The answer must restate every entry below word for word.

**Input material**
Content starts

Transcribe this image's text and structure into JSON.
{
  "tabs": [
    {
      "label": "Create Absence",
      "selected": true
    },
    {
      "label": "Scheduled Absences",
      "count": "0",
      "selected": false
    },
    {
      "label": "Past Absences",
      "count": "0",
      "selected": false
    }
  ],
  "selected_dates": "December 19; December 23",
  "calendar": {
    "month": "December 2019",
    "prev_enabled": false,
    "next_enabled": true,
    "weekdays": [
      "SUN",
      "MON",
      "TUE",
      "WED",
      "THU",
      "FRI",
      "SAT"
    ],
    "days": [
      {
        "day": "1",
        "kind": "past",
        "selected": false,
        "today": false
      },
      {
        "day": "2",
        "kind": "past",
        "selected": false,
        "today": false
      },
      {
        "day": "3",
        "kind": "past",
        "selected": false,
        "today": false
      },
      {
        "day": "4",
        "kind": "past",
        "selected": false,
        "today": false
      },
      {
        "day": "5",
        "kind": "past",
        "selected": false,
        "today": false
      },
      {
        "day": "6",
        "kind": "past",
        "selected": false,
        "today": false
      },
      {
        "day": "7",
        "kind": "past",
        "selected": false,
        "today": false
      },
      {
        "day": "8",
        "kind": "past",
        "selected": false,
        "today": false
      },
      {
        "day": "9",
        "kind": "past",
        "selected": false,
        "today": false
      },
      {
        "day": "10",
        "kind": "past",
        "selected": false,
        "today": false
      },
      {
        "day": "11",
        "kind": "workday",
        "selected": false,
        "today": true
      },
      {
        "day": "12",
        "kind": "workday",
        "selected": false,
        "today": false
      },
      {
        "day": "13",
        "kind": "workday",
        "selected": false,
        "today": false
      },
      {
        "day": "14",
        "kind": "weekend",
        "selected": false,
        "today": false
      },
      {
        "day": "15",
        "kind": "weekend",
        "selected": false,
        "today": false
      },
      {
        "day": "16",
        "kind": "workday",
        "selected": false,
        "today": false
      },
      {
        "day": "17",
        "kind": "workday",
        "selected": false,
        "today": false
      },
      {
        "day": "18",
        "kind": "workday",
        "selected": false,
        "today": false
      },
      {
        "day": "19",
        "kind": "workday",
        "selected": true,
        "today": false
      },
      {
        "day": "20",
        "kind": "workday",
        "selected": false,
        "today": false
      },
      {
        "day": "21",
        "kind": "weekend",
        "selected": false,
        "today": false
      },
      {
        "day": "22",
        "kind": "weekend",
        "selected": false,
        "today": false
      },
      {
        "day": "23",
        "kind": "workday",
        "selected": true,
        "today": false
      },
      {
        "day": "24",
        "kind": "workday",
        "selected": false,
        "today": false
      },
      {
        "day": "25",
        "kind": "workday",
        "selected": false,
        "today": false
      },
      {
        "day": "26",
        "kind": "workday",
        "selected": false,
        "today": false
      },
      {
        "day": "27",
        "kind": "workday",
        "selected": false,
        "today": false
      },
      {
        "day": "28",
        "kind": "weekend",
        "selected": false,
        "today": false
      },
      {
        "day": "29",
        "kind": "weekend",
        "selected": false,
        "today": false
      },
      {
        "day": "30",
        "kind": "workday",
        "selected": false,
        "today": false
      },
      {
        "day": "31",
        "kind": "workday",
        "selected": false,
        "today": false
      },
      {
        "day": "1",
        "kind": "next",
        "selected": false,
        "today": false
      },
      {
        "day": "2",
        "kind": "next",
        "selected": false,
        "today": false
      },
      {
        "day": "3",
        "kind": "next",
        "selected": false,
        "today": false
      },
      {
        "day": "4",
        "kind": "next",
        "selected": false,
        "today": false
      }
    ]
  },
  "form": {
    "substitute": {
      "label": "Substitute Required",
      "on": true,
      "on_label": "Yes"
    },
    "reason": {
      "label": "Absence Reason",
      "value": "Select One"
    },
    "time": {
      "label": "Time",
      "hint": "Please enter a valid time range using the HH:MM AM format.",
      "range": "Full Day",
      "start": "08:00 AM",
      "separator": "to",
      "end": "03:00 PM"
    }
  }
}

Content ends

**Task response**
Transcribe this image's text and structure into JSON.
{
  "tabs": [
    {
      "label": "Create Absence",
      "selected": true
    },
    {
      "label": "Scheduled Absences",
      "count": "0",
      "selected": false
    },
    {
      "label": "Past Absences",
      "count": "0",
      "selected": false
    }
  ],
  "selected_dates": "December 19; December 23",
  "calendar": {
    "month": "December 2019",
    "prev_enabled": false,
    "next_enabled": true,
    "weekdays": [
      "SUN",
      "MON",
      "TUE",
      "WED",
      "THU",
      "FRI",
      "SAT"
    ],
    "days": [
      {
        "day": "1",
        "kind": "past",
        "selected": false,
        "today": false
      },
      {
        "day": "2",
        "kind": "past",
        "selected": false,
        "today": false
      },
      {
        "day": "3",
        "kind": "past",
        "selected": false,
        "today": false
      },
      {
        "day": "4",
        "kind": "past",
        "selected": false,
        "today": false
      },
      {
        "day": "5",
        "kind": "past",
        "selected": false,
        "today": false
      },
      {
        "day": "6",
        "kind": "past",
        "selected": false,
        "today": false
      },
      {
        "day": "7",
        "kind": "past",
        "selected": false,
        "today": false
      },
      {
        "day": "8",
        "kind": "past",
        "selected": false,
        "today": false
      },
      {
        "day": "9",
        "kind": "past",
        "selected": false,
        "today": false
      },
      {
        "day": "10",
        "kind": "past",
        "selected": false,
        "today": false
      },
      {
        "day": "11",
        "kind": "workday",
        "selected": false,
        "today": true
      },
      {
        "day": "12",
        "kind": "workday",
        "selected": false,
        "today": false
      },
      {
        "day": "13",
        "kind": "workday",
        "selected": false,
        "today": false
      },
      {
        "day": "14",
        "kind": "weekend",
        "selected": false,
        "today": false
      },
      {
        "day": "15",
        "kind": "weekend",
        "selected": false,
        "today": false
      },
      {
        "day": "16",
        "kind": "workday",
        "selected": false,
        "today": false
      },
      {
        "day": "17",
        "kind": "workday",
        "selected": false,
        "today": false
      },
      {
        "day": "18",
        "kind": "workday",
        "selected": false,
        "today": false
      },
      {
        "day": "19",
        "kind": "workday",
        "selected": true,
        "today": false
      },
      {
        "day": "20",
        "kind": "workday",
        "selected": false,
        "today": false
      },
      {
        "day": "21",
        "kind": "weekend",
        "selected": false,
        "today": false
      },
      {
        "day": "22",
        "kind": "weekend",
        "selected": false,
        "today": false
      },
      {
        "day": "23",
        "kind": "workday",
        "selected": true,
        "today": false
      },
      {
        "day": "24",
        "kind": "workday",
        "selected": false,
        "today": false
      },
      {
        "day": "25",
        "kind": "workday",
        "selected": false,
        "today": false
      },
      {
        "day": "26",
        "kind": "workday",
        "selected": false,
        "today": false
      },
      {
        "day": "27",
        "kind": "workday",
        "selected": false,
        "today": false
      },
      {
        "day": "28",
        "kind": "weekend",
        "selected": false,
        "today": false
      },
      {
        "day": "29",
        "kind": "weekend",
        "selected": false,
        "today": false
      },
      {
        "day": "30",
        "kind": "workday",
        "selected": false,
        "today": false
      },
      {
        "day": "31",
        "kind": "workday",
        "selected": false,
        "today": false
      },
      {
        "day": "1",
        "kind": "next",
        "selected": false,
        "today": false
      },
      {
        "day": "2",
        "kind": "next",
        "selected": false,
        "today": false
      },
      {
        "day": "3",
        "kind": "next",
        "selected": false,
        "today": false
      },
      {
        "day": "4",
        "kind": "next",
        "selected": false,
        "today": false
      }
    ]
  },
  "form": {
    "substitute": {
      "label": "Substitute Required",
      "on": true,
      "on_label": "Yes"
    },
    "reason": {
      "label": "Absence Reason",
      "value": "Select One"
    },
    "time": {
      "label": "Time",
      "hint": "Please enter a valid time range using the HH:MM AM format.",
      "range": "Full Day",
      "start": "08:00 AM",
      "separator": "to",
      "end": "03:00 PM"
    }
  }
}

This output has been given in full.